Thursday, April 25, 2019

Six top books of correspondence

Isabella Hammad was born in London. She won the 2018 Plimpton Prize for Fiction for her story “Mr. Can’aan.” Her writing has appeared in Conjunctions and the Paris Review. The Parisian is her first novel.

At LitHub she tagged six great books of correspondence, including:
Alice Walker, The Color Purple (1982)

The Color Purple begins:
You better not never tell nobody but God. It’d kill your mammy.
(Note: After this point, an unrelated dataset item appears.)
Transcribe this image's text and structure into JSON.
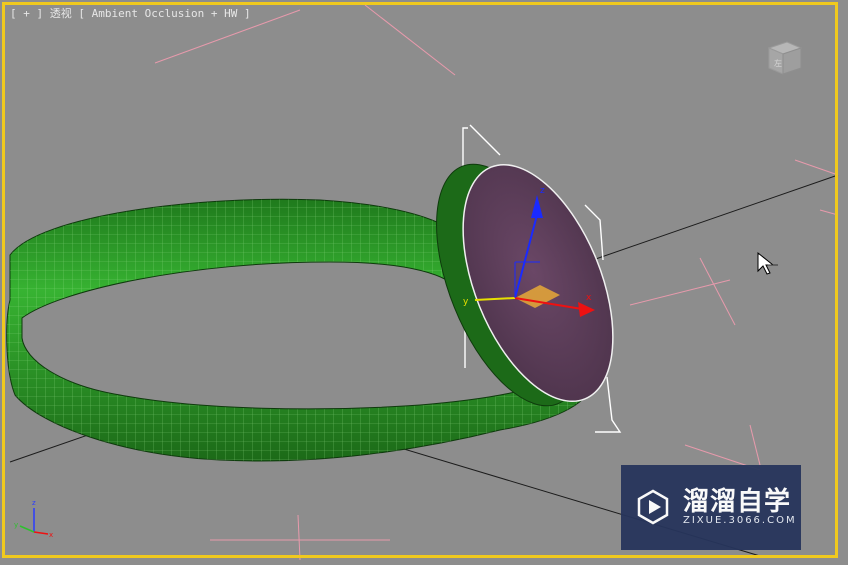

I am fourteen years old. I am I have always been a good girl. Maybe you can give me a sign letting me know what is happening to me.
This first line is a command by the protagonist Celie’s abusive stepfather, Alphonso: Celie takes his command literally, although, as we discover by the start of her second letter, her mother has quickly passed away anyway. By recounting her life in these letters addressed to God, Celie rebels against a silence that has been forced upon her by racism and misogyny. Halfway through the book, her sister Nettie leaves for Africa, and Celie stops writing to God and starts writing to Nettie instead, redirecting her self-expression away from the great white male in the sky and towards her literal sister, to whom she describes her discovery and development of her sexuality, her spirituality, and her capacity for self-love.
Read about the other entries on the list.

The Color Purple is among Jenn Ashworth and Richard V. Hirst's top ten modern epistolary novels, Sarai Walker's ten top novels about women's political awakening, Hollie McNish's top ten literary works about breasts, Sarah Alderson's top ten feminist icons in children's and teen books, Bruna Lobato's top ten must-read classics by African American authors, Hanna McGrath's top five fictional characters who tell it like it is, Andy McSmith's top ten books of the 1980s, and Sophie Ward's six best books.

--Marshal Zeringue